Douglas Simmons | 19 Jun 2015 | Comments

The increasingly common adoption of the design and build (D&B) or EPC form of contract is gathering pace throughout the world at differing speed and characteristics to suit local requirements.

The benefits are generally perceived to be an overall shorter construction programme and reduced capital costs with the ultimate drivers being the need to obtain the return on investment as quickly as possibly whether for building rent, operational revenue or signature world class events like the world cup. On privately funded PPP or DBOT type projects, this adds a further focus and a rigor to deliver value and maximize returns not only in capital costs but in the operational phase.

While the D&B process has its advantages, there are issues that need to be addressed particularly with regards to management of change control and site safety and clients should also was ensure checks and balances are available to manage this. Consultants may not be necessarily experienced in construction matters and the importance of how the temporary works stability and locked in effects of the permanent works may impact the design are not always well understood. Clients may be able to assist in the promotion of safety and quality through the contract assessment mechanisms and ensure the processes are in place to manage and monitor the construction safety.

Consultants are adapting by working ever closer with contractors to understand their requirements better, respond quicker and align the design and management tools and language during the design stage with that of the contractor during construction through BIM and other communication tools. In Hong Kong with the current tranche of design and build projects underway, the added pressure of lack of skilled labour is driving innovation in a way not seen under normal procurement processes.
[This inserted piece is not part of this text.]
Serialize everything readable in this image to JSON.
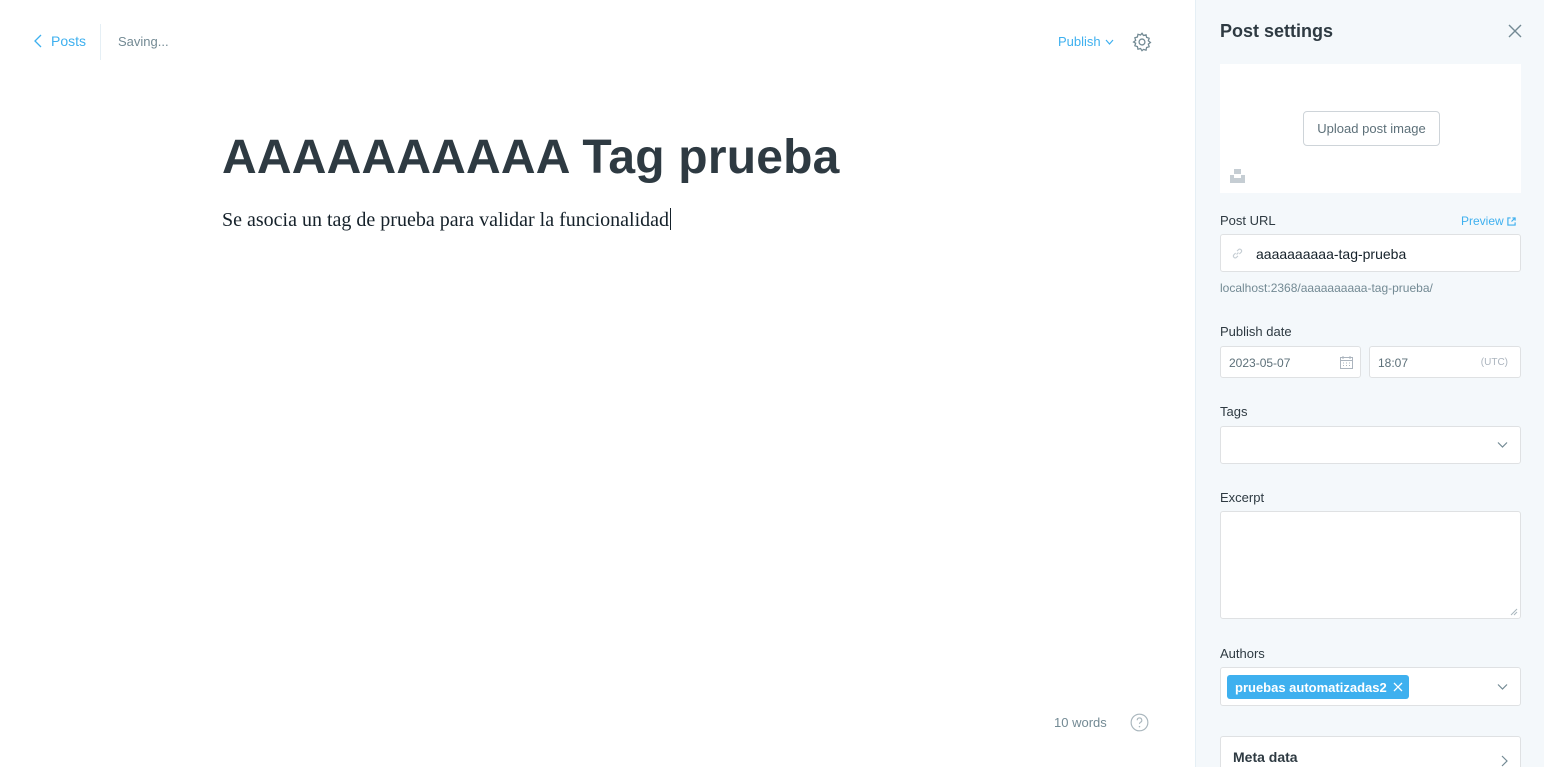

Under a D&B contract the contractor can make decisions on construction methodology based on of a raft of factors such as labour requirements, long lead in times, programme, approvals, cost effectiveness and constructability. In fact, if they don’t they will not be able to compete with their peers. However owners are seeking to receive those benefits AND a product that can meet the specification.
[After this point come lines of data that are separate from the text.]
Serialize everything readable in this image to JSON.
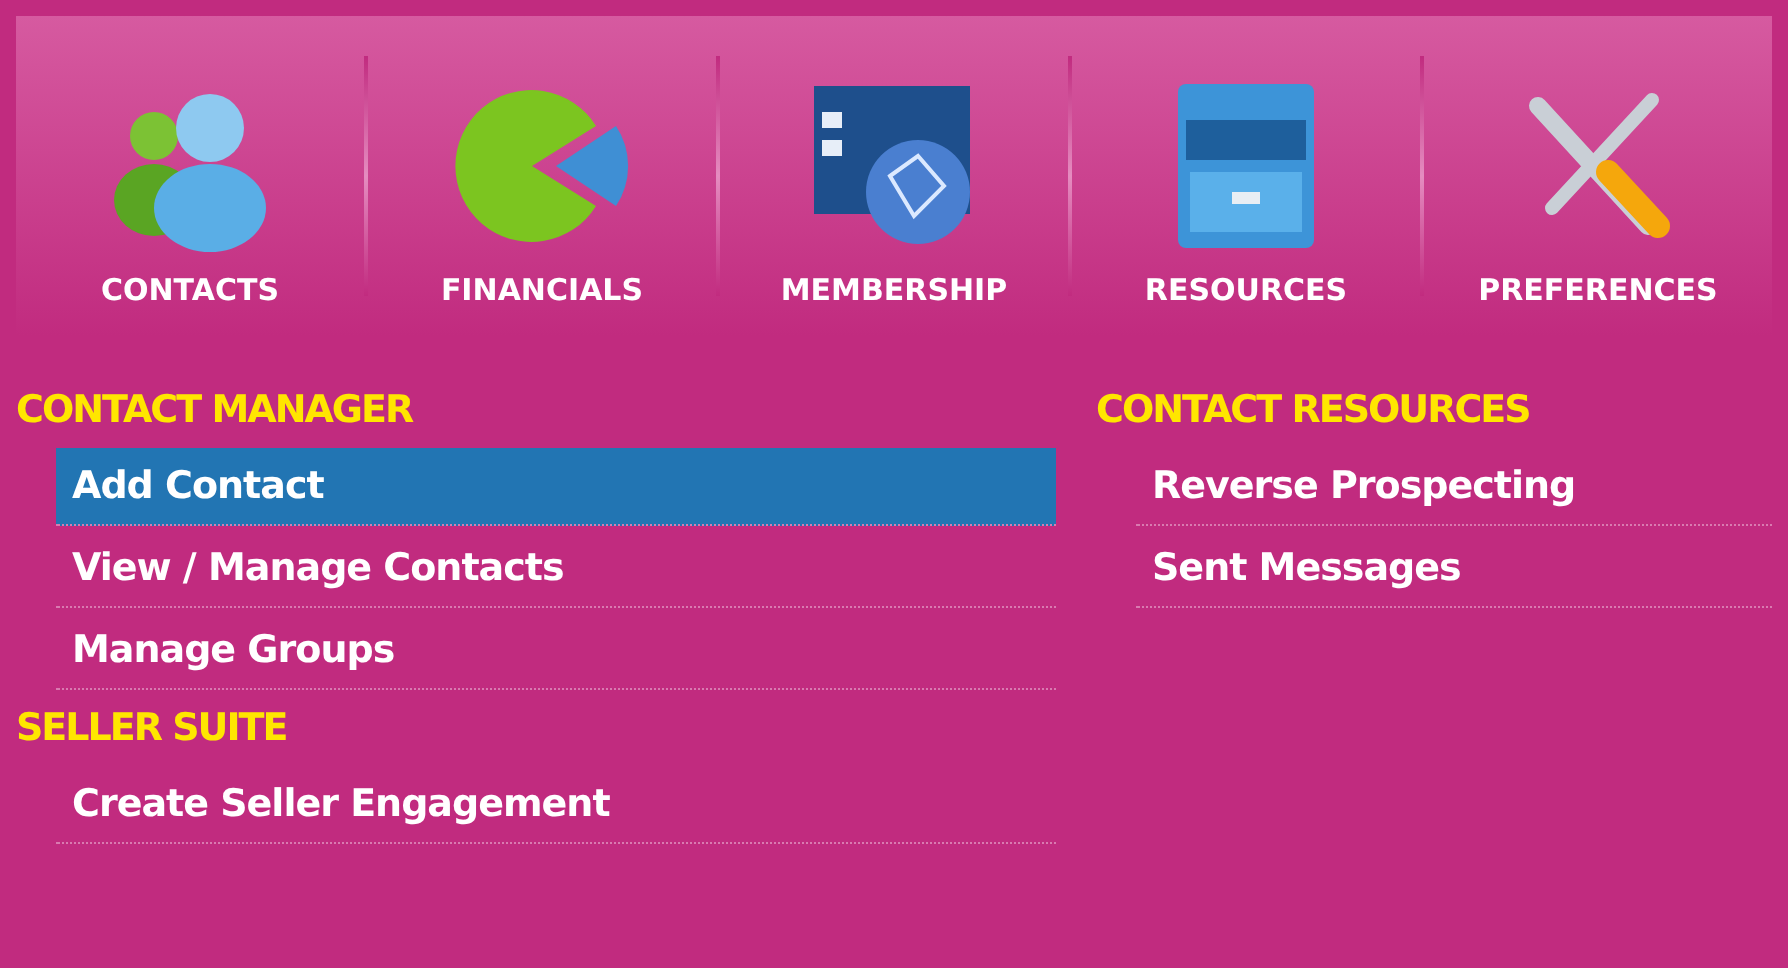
{
  "nav": [
    {
      "label": "CONTACTS",
      "kind": "contacts"
    },
    {
      "label": "FINANCIALS",
      "kind": "financials"
    },
    {
      "label": "MEMBERSHIP",
      "kind": "membership"
    },
    {
      "label": "RESOURCES",
      "kind": "resources"
    },
    {
      "label": "PREFERENCES",
      "kind": "preferences"
    }
  ],
  "columns": [
    {
      "sections": [
        {
          "title": "CONTACT MANAGER",
          "items": [
            {
              "label": "Add Contact",
              "selected": true
            },
            {
              "label": "View / Manage Contacts",
              "selected": false
            },
            {
              "label": "Manage Groups",
              "selected": false
            }
          ]
        },
        {
          "title": "SELLER SUITE",
          "items": [
            {
              "label": "Create Seller Engagement",
              "selected": false
            }
          ]
        }
      ]
    },
    {
      "sections": [
        {
          "title": "CONTACT RESOURCES",
          "items": [
            {
              "label": "Reverse Prospecting",
              "selected": false
            },
            {
              "label": "Sent Messages",
              "selected": false
            }
          ]
        }
      ]
    }
  ]
}
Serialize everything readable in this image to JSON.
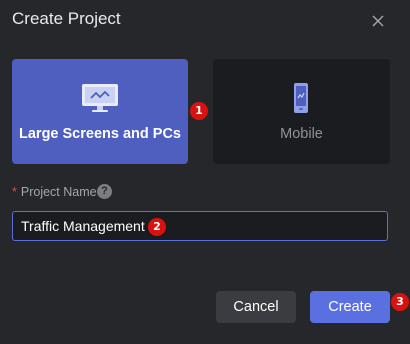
{
  "dialog": {
    "title": "Create Project",
    "close_icon": "close-icon"
  },
  "platform_options": [
    {
      "label": "Large Screens and PCs",
      "icon": "monitor-icon",
      "selected": true
    },
    {
      "label": "Mobile",
      "icon": "phone-icon",
      "selected": false
    }
  ],
  "form": {
    "required_mark": "*",
    "project_name_label": "Project Name",
    "help_icon": "question-circle-icon",
    "help_glyph": "?",
    "project_name_value": "Traffic Management"
  },
  "buttons": {
    "cancel_label": "Cancel",
    "create_label": "Create"
  },
  "step_badges": [
    "1",
    "2",
    "3"
  ],
  "colors": {
    "background": "#26272b",
    "selected_card": "#4f5fc0",
    "unselected_card": "#1b1c1f",
    "primary_button": "#5b70e0",
    "badge": "#d9120f"
  }
}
South Island line Viaducts SIL(E) C903
South Island line viaducts SIL(E) C903

In Hong Kong, one of the first bridge contracts where the client specifically invited Contractors Cost Saving Design was the San Tin Interchange Improvements in 2004, for which Atkins was the contractors designer for all aspects from permanent works to the temporary works and erection engineering ensuring a fully integrated, buildable design through a single consultant. Over the years, this approach has developed in sophistication as demonstrated on MTRC South Island Line East Contract C903, for which Atkins was MTRCs engineer. On this target cost project, the client wanted to ensure the teams worked in a highly collaborative manner to release value and innovations. Atkins was able to propose many innovations, some of which were adopted, such as integrated trackside and OHL systems, rail structure interaction, alignment optimization and impressed current systems. The collaboration level was high on site also ensuring the contractor understood the client needs and what is important to him so all parties are fully aligned and pulling their weight in the same direction.

Atkins is taking this approach to support our key global clients, using our global D&B bridge expertise, much of which has been gained on Hong Kong projects, to other internationally world class Atkins’ D&B projects such as the Dubai Metro, the King Abdullah Aziz International Airport viaducts and high speed rail bridges in Denmark.